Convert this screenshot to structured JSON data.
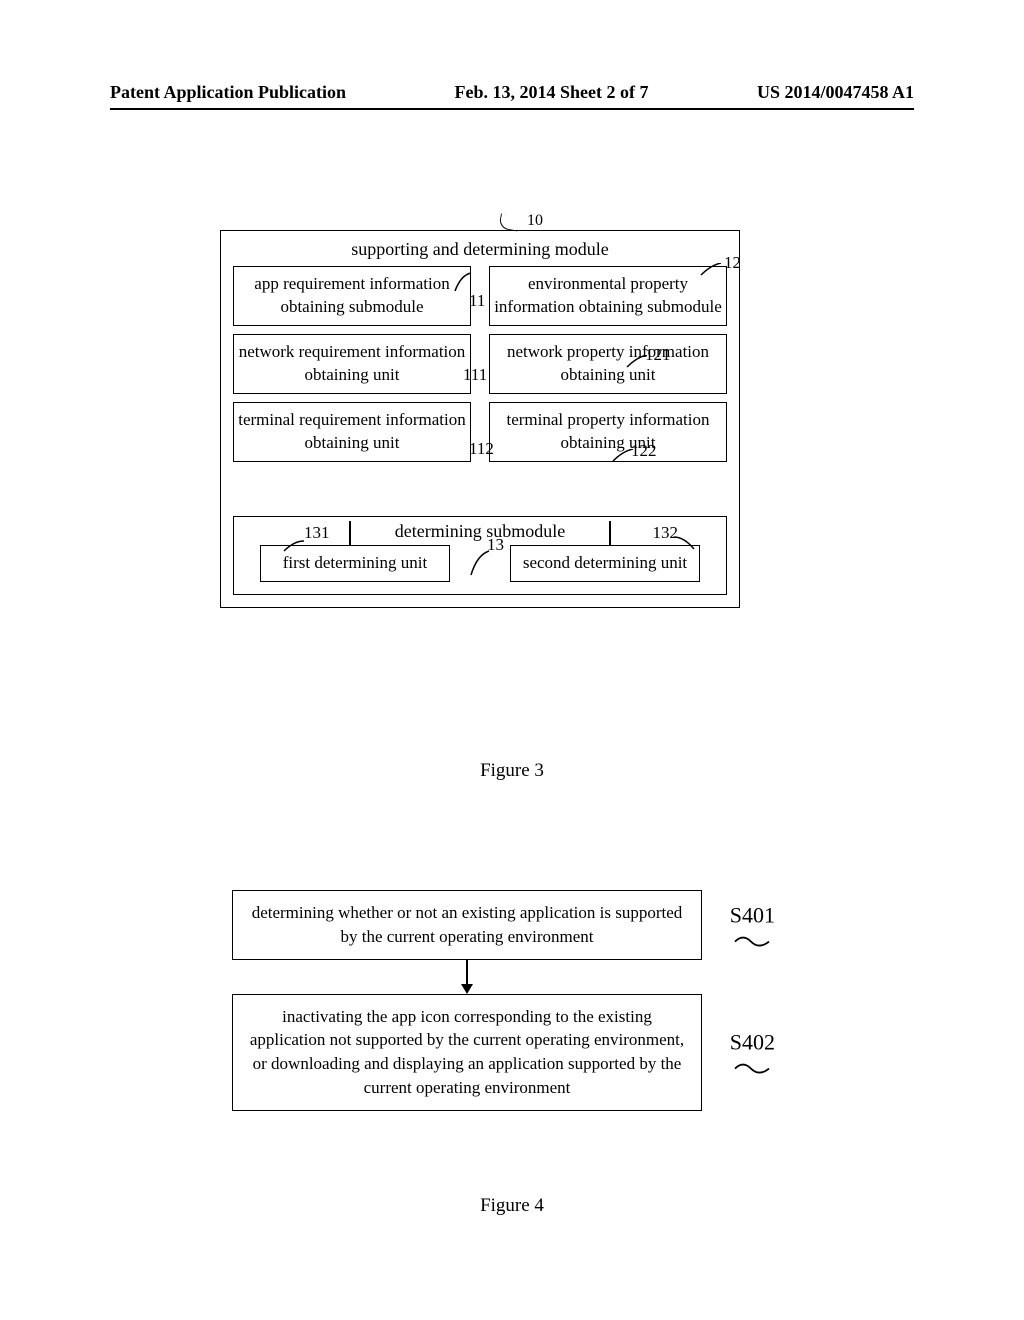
{
  "header": {
    "left": "Patent Application Publication",
    "center": "Feb. 13, 2014  Sheet 2 of 7",
    "right": "US 2014/0047458 A1"
  },
  "fig3": {
    "module_ref": "10",
    "module_title": "supporting and determining module",
    "left_sub_ref": "11",
    "left_sub_label": "app requirement information obtaining submodule",
    "left_unit1_ref": "111",
    "left_unit1_label": "network requirement information obtaining unit",
    "left_unit2_ref": "112",
    "left_unit2_label": "terminal requirement information obtaining unit",
    "right_sub_ref": "12",
    "right_sub_label": "environmental property information obtaining submodule",
    "right_unit1_ref": "121",
    "right_unit1_label": "network property information obtaining unit",
    "right_unit2_ref": "122",
    "right_unit2_label": "terminal property information obtaining unit",
    "bottom_sub_ref": "13",
    "bottom_sub_title": "determining submodule",
    "bottom_unit1_ref": "131",
    "bottom_unit1_label": "first determining unit",
    "bottom_unit2_ref": "132",
    "bottom_unit2_label": "second determining unit",
    "caption": "Figure 3"
  },
  "fig4": {
    "step1_ref": "S401",
    "step1_text": "determining whether or not an existing application is supported by the current operating environment",
    "step2_ref": "S402",
    "step2_text": "inactivating the app icon corresponding to the existing application not supported by the current operating environment, or downloading and displaying an application supported by the current operating environment",
    "caption": "Figure 4"
  },
  "chart_data": [
    {
      "type": "block-diagram",
      "title": "Figure 3",
      "root": {
        "id": "10",
        "label": "supporting and determining module",
        "children": [
          {
            "id": "11",
            "label": "app requirement information obtaining submodule",
            "children": [
              {
                "id": "111",
                "label": "network requirement information obtaining unit"
              },
              {
                "id": "112",
                "label": "terminal requirement information obtaining unit"
              }
            ]
          },
          {
            "id": "12",
            "label": "environmental property information obtaining submodule",
            "children": [
              {
                "id": "121",
                "label": "network property information obtaining unit"
              },
              {
                "id": "122",
                "label": "terminal property information obtaining unit"
              }
            ]
          },
          {
            "id": "13",
            "label": "determining submodule",
            "children": [
              {
                "id": "131",
                "label": "first determining unit"
              },
              {
                "id": "132",
                "label": "second determining unit"
              }
            ]
          }
        ]
      },
      "edges": [
        {
          "from": "11",
          "to": "13"
        },
        {
          "from": "12",
          "to": "13"
        }
      ]
    },
    {
      "type": "flowchart",
      "title": "Figure 4",
      "steps": [
        {
          "id": "S401",
          "text": "determining whether or not an existing application is supported by the current operating environment"
        },
        {
          "id": "S402",
          "text": "inactivating the app icon corresponding to the existing application not supported by the current operating environment, or downloading and displaying an application supported by the current operating environment"
        }
      ],
      "edges": [
        {
          "from": "S401",
          "to": "S402"
        }
      ]
    }
  ]
}
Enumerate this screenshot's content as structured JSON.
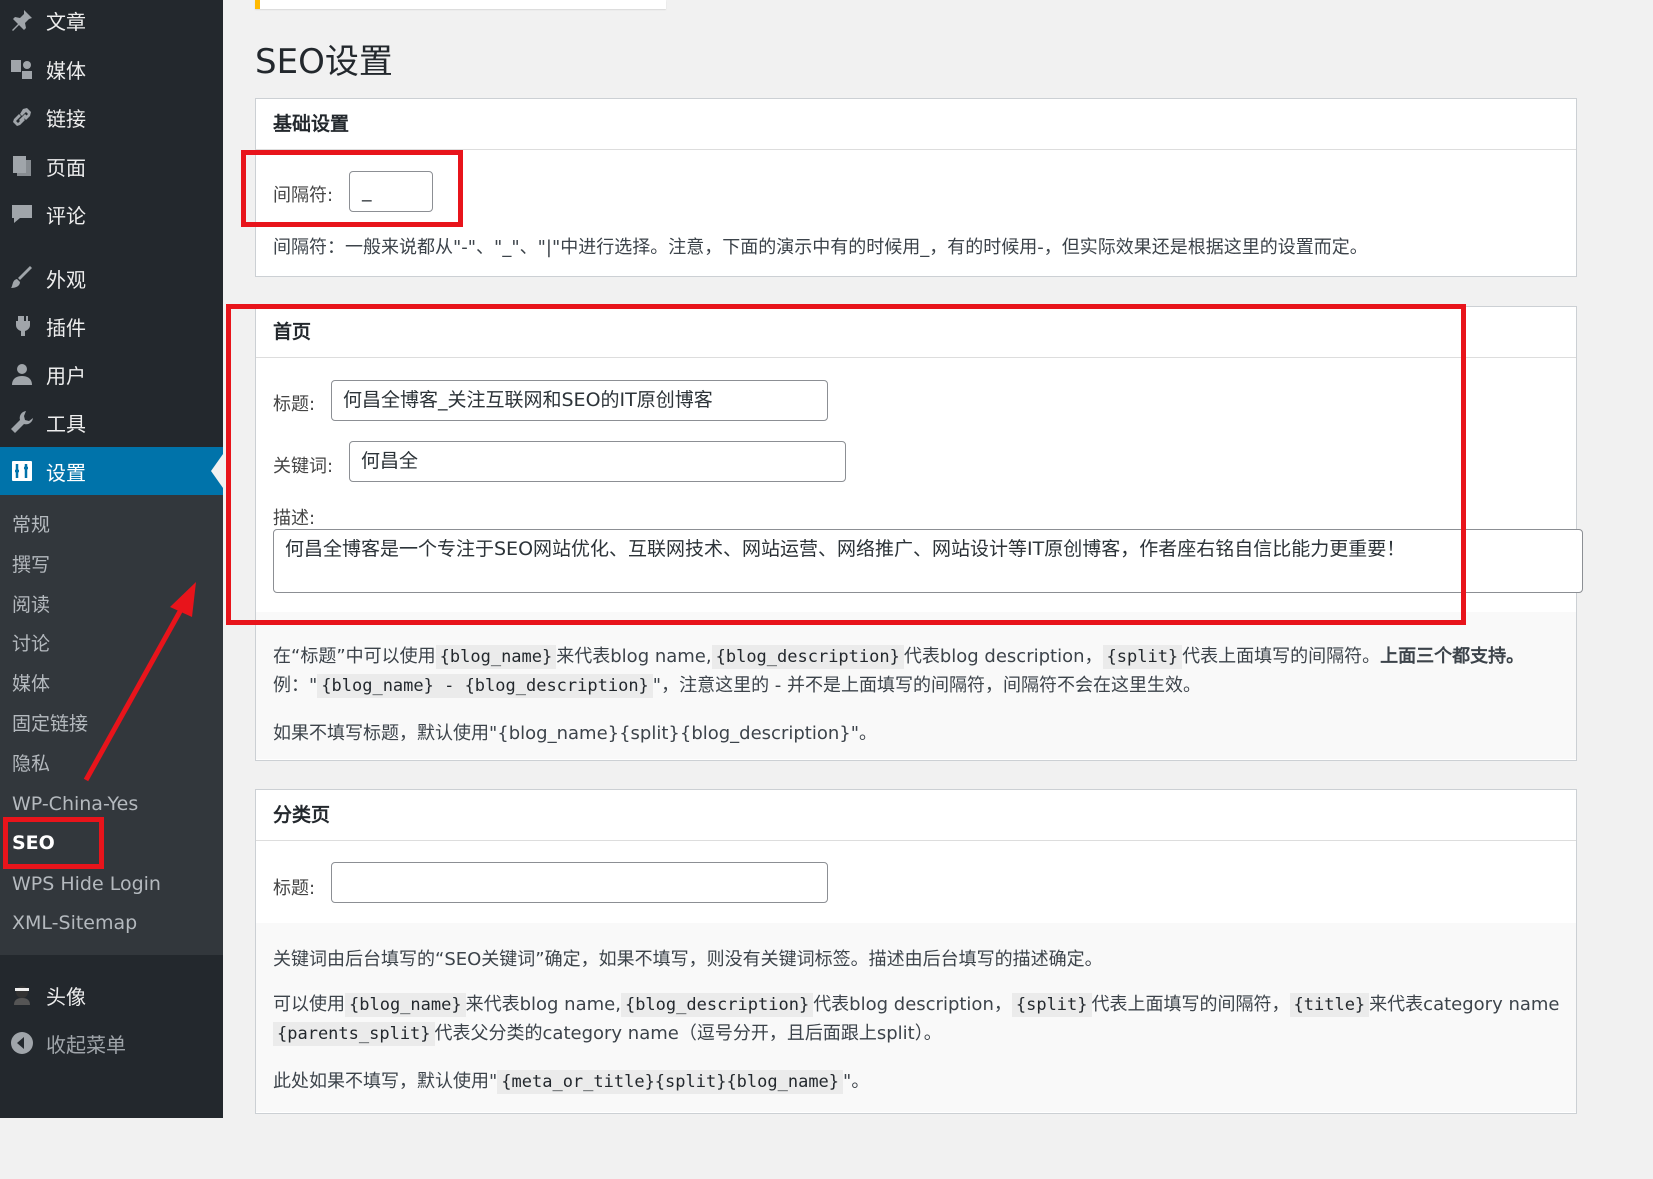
{
  "sidebar": {
    "menu": [
      {
        "label": "文章",
        "icon": "pin-icon"
      },
      {
        "label": "媒体",
        "icon": "media-icon"
      },
      {
        "label": "链接",
        "icon": "link-icon"
      },
      {
        "label": "页面",
        "icon": "page-icon"
      },
      {
        "label": "评论",
        "icon": "comment-icon"
      },
      {
        "label": "外观",
        "icon": "brush-icon"
      },
      {
        "label": "插件",
        "icon": "plugin-icon"
      },
      {
        "label": "用户",
        "icon": "user-icon"
      },
      {
        "label": "工具",
        "icon": "wrench-icon"
      },
      {
        "label": "设置",
        "icon": "settings-icon",
        "current": true
      }
    ],
    "submenu": [
      "常规",
      "撰写",
      "阅读",
      "讨论",
      "媒体",
      "固定链接",
      "隐私",
      "WP-China-Yes",
      "SEO",
      "WPS Hide Login",
      "XML-Sitemap"
    ],
    "current_submenu": "SEO",
    "footer": [
      {
        "label": "头像",
        "icon": "avatar-icon"
      },
      {
        "label": "收起菜单",
        "icon": "collapse-icon"
      }
    ]
  },
  "page": {
    "title": "SEO设置"
  },
  "basic": {
    "heading": "基础设置",
    "separator_label": "间隔符:",
    "separator_value": "_",
    "help": "间隔符：一般来说都从\"-\"、\"_\"、\"|\"中进行选择。注意，下面的演示中有的时候用_，有的时候用-，但实际效果还是根据这里的设置而定。"
  },
  "home": {
    "heading": "首页",
    "title_label": "标题:",
    "title_value": "何昌全博客_关注互联网和SEO的IT原创博客",
    "keywords_label": "关键词:",
    "keywords_value": "何昌全",
    "desc_label": "描述:",
    "desc_value": "何昌全博客是一个专注于SEO网站优化、互联网技术、网站运营、网络推广、网站设计等IT原创博客，作者座右铭自信比能力更重要！",
    "help1_a": "在“标题”中可以使用",
    "help1_code1": "{blog_name}",
    "help1_b": "来代表blog name,",
    "help1_code2": "{blog_description}",
    "help1_c": "代表blog description，",
    "help1_code3": "{split}",
    "help1_d": "代表上面填写的间隔符。",
    "help1_bold": "上面三个都支持。",
    "help2_a": "例：\"",
    "help2_code": "{blog_name} - {blog_description}",
    "help2_b": "\"，注意这里的 - 并不是上面填写的间隔符，间隔符不会在这里生效。",
    "help3": "如果不填写标题，默认使用\"{blog_name}{split}{blog_description}\"。"
  },
  "category": {
    "heading": "分类页",
    "title_label": "标题:",
    "title_value": "",
    "help1": "关键词由后台填写的“SEO关键词”确定，如果不填写，则没有关键词标签。描述由后台填写的描述确定。",
    "help2_a": "可以使用",
    "help2_code1": "{blog_name}",
    "help2_b": "来代表blog name,",
    "help2_code2": "{blog_description}",
    "help2_c": "代表blog description，",
    "help2_code3": "{split}",
    "help2_d": "代表上面填写的间隔符，",
    "help2_code4": "{title}",
    "help2_e": "来代表category name",
    "help3_code": "{parents_split}",
    "help3_a": "代表父分类的category name（逗号分开，且后面跟上split）。",
    "help4_a": "此处如果不填写，默认使用\"",
    "help4_code": "{meta_or_title}{split}{blog_name}",
    "help4_b": "\"。"
  },
  "annotation_color": "#e8141b",
  "accent_color": "#0073aa"
}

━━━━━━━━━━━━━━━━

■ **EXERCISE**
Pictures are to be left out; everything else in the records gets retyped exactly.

■ **WORKED SOLUTION**
Convert this screenshot to structured JSON data.
{
  "header": {
    "left": "Patent Application Publication",
    "center": "Feb. 13, 2014  Sheet 2 of 7",
    "right": "US 2014/0047458 A1"
  },
  "fig3": {
    "module_ref": "10",
    "module_title": "supporting and determining module",
    "left_sub_ref": "11",
    "left_sub_label": "app requirement information obtaining submodule",
    "left_unit1_ref": "111",
    "left_unit1_label": "network requirement information obtaining unit",
    "left_unit2_ref": "112",
    "left_unit2_label": "terminal requirement information obtaining unit",
    "right_sub_ref": "12",
    "right_sub_label": "environmental property information obtaining submodule",
    "right_unit1_ref": "121",
    "right_unit1_label": "network property information obtaining unit",
    "right_unit2_ref": "122",
    "right_unit2_label": "terminal property information obtaining unit",
    "bottom_sub_ref": "13",
    "bottom_sub_title": "determining submodule",
    "bottom_unit1_ref": "131",
    "bottom_unit1_label": "first determining unit",
    "bottom_unit2_ref": "132",
    "bottom_unit2_label": "second determining unit",
    "caption": "Figure 3"
  },
  "fig4": {
    "step1_ref": "S401",
    "step1_text": "determining whether or not an existing application is supported by the current operating environment",
    "step2_ref": "S402",
    "step2_text": "inactivating the app icon corresponding to the existing application not supported by the current operating environment, or downloading and displaying an application supported by the current operating environment",
    "caption": "Figure 4"
  },
  "chart_data": [
    {
      "type": "block-diagram",
      "title": "Figure 3",
      "root": {
        "id": "10",
        "label": "supporting and determining module",
        "children": [
          {
            "id": "11",
            "label": "app requirement information obtaining submodule",
            "children": [
              {
                "id": "111",
                "label": "network requirement information obtaining unit"
              },
              {
                "id": "112",
                "label": "terminal requirement information obtaining unit"
              }
            ]
          },
          {
            "id": "12",
            "label": "environmental property information obtaining submodule",
            "children": [
              {
                "id": "121",
                "label": "network property information obtaining unit"
              },
              {
                "id": "122",
                "label": "terminal property information obtaining unit"
              }
            ]
          },
          {
            "id": "13",
            "label": "determining submodule",
            "children": [
              {
                "id": "131",
                "label": "first determining unit"
              },
              {
                "id": "132",
                "label": "second determining unit"
              }
            ]
          }
        ]
      },
      "edges": [
        {
          "from": "11",
          "to": "13"
        },
        {
          "from": "12",
          "to": "13"
        }
      ]
    },
    {
      "type": "flowchart",
      "title": "Figure 4",
      "steps": [
        {
          "id": "S401",
          "text": "determining whether or not an existing application is supported by the current operating environment"
        },
        {
          "id": "S402",
          "text": "inactivating the app icon corresponding to the existing application not supported by the current operating environment, or downloading and displaying an application supported by the current operating environment"
        }
      ],
      "edges": [
        {
          "from": "S401",
          "to": "S402"
        }
      ]
    }
  ]
}
Enumerate this screenshot's content as structured JSON.
{
  "sidebar": {
    "menu": [
      {
        "label": "文章",
        "icon": "pin-icon"
      },
      {
        "label": "媒体",
        "icon": "media-icon"
      },
      {
        "label": "链接",
        "icon": "link-icon"
      },
      {
        "label": "页面",
        "icon": "page-icon"
      },
      {
        "label": "评论",
        "icon": "comment-icon"
      },
      {
        "label": "外观",
        "icon": "brush-icon"
      },
      {
        "label": "插件",
        "icon": "plugin-icon"
      },
      {
        "label": "用户",
        "icon": "user-icon"
      },
      {
        "label": "工具",
        "icon": "wrench-icon"
      },
      {
        "label": "设置",
        "icon": "settings-icon",
        "current": true
      }
    ],
    "submenu": [
      "常规",
      "撰写",
      "阅读",
      "讨论",
      "媒体",
      "固定链接",
      "隐私",
      "WP-China-Yes",
      "SEO",
      "WPS Hide Login",
      "XML-Sitemap"
    ],
    "current_submenu": "SEO",
    "footer": [
      {
        "label": "头像",
        "icon": "avatar-icon"
      },
      {
        "label": "收起菜单",
        "icon": "collapse-icon"
      }
    ]
  },
  "page": {
    "title": "SEO设置"
  },
  "basic": {
    "heading": "基础设置",
    "separator_label": "间隔符:",
    "separator_value": "_",
    "help": "间隔符：一般来说都从\"-\"、\"_\"、\"|\"中进行选择。注意，下面的演示中有的时候用_，有的时候用-，但实际效果还是根据这里的设置而定。"
  },
  "home": {
    "heading": "首页",
    "title_label": "标题:",
    "title_value": "何昌全博客_关注互联网和SEO的IT原创博客",
    "keywords_label": "关键词:",
    "keywords_value": "何昌全",
    "desc_label": "描述:",
    "desc_value": "何昌全博客是一个专注于SEO网站优化、互联网技术、网站运营、网络推广、网站设计等IT原创博客，作者座右铭自信比能力更重要！",
    "help1_a": "在“标题”中可以使用",
    "help1_code1": "{blog_name}",
    "help1_b": "来代表blog name,",
    "help1_code2": "{blog_description}",
    "help1_c": "代表blog description，",
    "help1_code3": "{split}",
    "help1_d": "代表上面填写的间隔符。",
    "help1_bold": "上面三个都支持。",
    "help2_a": "例：\"",
    "help2_code": "{blog_name} - {blog_description}",
    "help2_b": "\"，注意这里的 - 并不是上面填写的间隔符，间隔符不会在这里生效。",
    "help3": "如果不填写标题，默认使用\"{blog_name}{split}{blog_description}\"。"
  },
  "category": {
    "heading": "分类页",
    "title_label": "标题:",
    "title_value": "",
    "help1": "关键词由后台填写的“SEO关键词”确定，如果不填写，则没有关键词标签。描述由后台填写的描述确定。",
    "help2_a": "可以使用",
    "help2_code1": "{blog_name}",
    "help2_b": "来代表blog name,",
    "help2_code2": "{blog_description}",
    "help2_c": "代表blog description，",
    "help2_code3": "{split}",
    "help2_d": "代表上面填写的间隔符，",
    "help2_code4": "{title}",
    "help2_e": "来代表category name",
    "help3_code": "{parents_split}",
    "help3_a": "代表父分类的category name（逗号分开，且后面跟上split）。",
    "help4_a": "此处如果不填写，默认使用\"",
    "help4_code": "{meta_or_title}{split}{blog_name}",
    "help4_b": "\"。"
  },
  "annotation_color": "#e8141b",
  "accent_color": "#0073aa"
}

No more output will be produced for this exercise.